    But the good news is I may just come in under budget for this week. But then Den was gone for most of it. Hey, can I blame everything on him?

    ReplyDelete
  5. Yes you can blame everything on Den! it's in the rules

    ReplyDelete
  6. I have done this. One time at a family reunion we ran out of food. We had over 50 people to feed. All we had was bakers racks of old hamburger buns, eggs, milk, commodities, noodles and lot's of garden produce. You know anything you could get from a farm we had. So I did a couple of huge pans of bread pudding. They loved it. Also large pots of spaghettis with a bolognaise sauce (no meat) toasted the bun halves with garlic butter. They loved that. Funny what you can do when you can't shop!

    ReplyDelete
    Replies
    1. Sounds like the fishes and the loaves.

      Delete
    2. I actually manage to be much more creative when I have little. And except for My Beloved Sister who doesn't like bread pudding?

      Delete
  7. I think this challenge has your creative juices flowing. Everything you've made so far, has sounded good.

    ReplyDelete
    Replies
    1. It has but I am really thinking this through and keeping notes so when it comes time to pass the info on, I have it available.

      Delete
  8. My mama always made bread pudding with leftover biscuits. Most of the time it just had a bit of cinnamon in it, but sometimes she would add pineapple or chocolate. I haven't had any in a long time.

    ReplyDelete
    Replies
    1. Pineapple sounds delicious. Glad to meet you btw

      Delete
  9. Yum! Your caramel sauce sounds much more balanced than the one I made for a recent bread pudding. I think it had a stick of butter in it and it was so rich is was almost inedible. I am going to copy this recipe.

    Did I dream that you had another post about your grocery challenge?

    ReplyDelete
    Replies
    1. The caramel definitely needs the salt just to cut a little of the sweetness. It is truly not too rich.
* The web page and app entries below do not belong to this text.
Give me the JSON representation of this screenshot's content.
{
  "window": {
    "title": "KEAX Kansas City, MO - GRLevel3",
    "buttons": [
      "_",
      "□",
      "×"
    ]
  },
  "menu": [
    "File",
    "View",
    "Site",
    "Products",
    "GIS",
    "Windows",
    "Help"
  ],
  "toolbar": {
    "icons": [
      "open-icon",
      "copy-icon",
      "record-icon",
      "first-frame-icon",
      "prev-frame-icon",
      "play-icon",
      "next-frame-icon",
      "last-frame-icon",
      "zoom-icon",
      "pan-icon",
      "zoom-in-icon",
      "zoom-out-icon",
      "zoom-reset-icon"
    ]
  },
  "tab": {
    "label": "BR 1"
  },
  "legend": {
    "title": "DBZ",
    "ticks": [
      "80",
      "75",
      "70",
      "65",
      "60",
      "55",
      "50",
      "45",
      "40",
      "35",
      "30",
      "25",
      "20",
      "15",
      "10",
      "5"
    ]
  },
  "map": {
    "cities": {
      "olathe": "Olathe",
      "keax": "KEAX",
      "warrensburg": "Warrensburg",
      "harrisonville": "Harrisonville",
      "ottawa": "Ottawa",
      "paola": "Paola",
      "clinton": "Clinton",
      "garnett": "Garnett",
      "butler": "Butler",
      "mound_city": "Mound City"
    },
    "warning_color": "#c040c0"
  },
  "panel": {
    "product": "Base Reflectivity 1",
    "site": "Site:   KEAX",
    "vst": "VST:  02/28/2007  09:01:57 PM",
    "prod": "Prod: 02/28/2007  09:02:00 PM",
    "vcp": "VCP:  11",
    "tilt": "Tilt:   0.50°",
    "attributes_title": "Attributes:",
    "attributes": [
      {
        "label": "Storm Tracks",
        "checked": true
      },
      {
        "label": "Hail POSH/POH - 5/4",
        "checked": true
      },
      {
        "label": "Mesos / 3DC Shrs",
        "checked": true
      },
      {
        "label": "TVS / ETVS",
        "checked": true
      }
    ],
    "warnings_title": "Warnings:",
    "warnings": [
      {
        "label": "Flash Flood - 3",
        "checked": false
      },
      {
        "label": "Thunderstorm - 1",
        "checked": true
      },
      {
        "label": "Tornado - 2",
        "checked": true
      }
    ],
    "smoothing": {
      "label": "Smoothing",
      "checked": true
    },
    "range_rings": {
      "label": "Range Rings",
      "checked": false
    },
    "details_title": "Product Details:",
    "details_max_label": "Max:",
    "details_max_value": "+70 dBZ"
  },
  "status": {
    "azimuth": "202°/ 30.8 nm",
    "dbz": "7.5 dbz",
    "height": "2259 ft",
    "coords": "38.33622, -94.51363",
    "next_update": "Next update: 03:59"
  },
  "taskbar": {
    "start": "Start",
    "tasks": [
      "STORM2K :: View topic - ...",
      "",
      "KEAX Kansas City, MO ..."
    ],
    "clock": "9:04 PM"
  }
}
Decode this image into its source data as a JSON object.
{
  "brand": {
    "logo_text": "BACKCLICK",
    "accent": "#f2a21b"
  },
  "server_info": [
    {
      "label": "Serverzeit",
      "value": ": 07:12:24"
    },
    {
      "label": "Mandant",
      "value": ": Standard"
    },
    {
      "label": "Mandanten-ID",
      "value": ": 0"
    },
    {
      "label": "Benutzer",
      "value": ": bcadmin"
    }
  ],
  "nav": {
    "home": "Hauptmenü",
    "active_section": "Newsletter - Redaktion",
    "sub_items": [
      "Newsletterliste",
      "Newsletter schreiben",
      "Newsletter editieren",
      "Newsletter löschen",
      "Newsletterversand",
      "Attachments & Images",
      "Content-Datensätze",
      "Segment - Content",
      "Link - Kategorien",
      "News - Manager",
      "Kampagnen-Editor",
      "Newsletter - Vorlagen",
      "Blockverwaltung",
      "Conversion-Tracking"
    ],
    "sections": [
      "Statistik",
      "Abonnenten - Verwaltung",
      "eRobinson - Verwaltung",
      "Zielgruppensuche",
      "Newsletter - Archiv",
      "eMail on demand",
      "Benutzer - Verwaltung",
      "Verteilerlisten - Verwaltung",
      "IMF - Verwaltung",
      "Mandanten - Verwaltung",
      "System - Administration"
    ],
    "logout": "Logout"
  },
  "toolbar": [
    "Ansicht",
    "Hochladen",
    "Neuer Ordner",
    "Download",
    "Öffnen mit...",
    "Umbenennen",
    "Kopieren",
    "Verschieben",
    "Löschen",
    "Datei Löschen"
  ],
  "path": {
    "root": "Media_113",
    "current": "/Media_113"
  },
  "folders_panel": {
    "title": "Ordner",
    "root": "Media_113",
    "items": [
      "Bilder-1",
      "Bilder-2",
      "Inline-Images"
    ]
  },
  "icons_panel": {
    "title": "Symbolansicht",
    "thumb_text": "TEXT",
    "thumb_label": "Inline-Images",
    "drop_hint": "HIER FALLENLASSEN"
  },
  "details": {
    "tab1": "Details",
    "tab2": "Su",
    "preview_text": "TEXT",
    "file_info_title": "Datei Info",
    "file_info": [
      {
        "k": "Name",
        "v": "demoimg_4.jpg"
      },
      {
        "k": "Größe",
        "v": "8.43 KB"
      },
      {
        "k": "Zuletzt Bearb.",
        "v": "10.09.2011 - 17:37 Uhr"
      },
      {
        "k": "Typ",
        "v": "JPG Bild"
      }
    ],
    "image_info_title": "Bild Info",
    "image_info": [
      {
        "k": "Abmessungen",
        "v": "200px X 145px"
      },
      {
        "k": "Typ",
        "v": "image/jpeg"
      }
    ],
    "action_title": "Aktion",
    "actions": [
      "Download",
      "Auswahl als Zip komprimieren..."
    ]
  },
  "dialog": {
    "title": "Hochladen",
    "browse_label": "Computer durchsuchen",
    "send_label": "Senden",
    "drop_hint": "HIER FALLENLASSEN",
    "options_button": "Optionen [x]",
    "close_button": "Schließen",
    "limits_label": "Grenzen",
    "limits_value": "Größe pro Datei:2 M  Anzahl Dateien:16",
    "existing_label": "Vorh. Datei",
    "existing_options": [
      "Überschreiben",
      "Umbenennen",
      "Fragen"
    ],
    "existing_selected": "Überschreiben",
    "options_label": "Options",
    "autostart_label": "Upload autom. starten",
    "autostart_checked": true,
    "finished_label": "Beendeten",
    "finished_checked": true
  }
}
      I accidentally posted week 3, but the challenge week doesn't end until after dinner tomorrow so before I deleted the post I copied and pasted it and will post it after I figure out what we will be eating. Options are severely limited

      Delete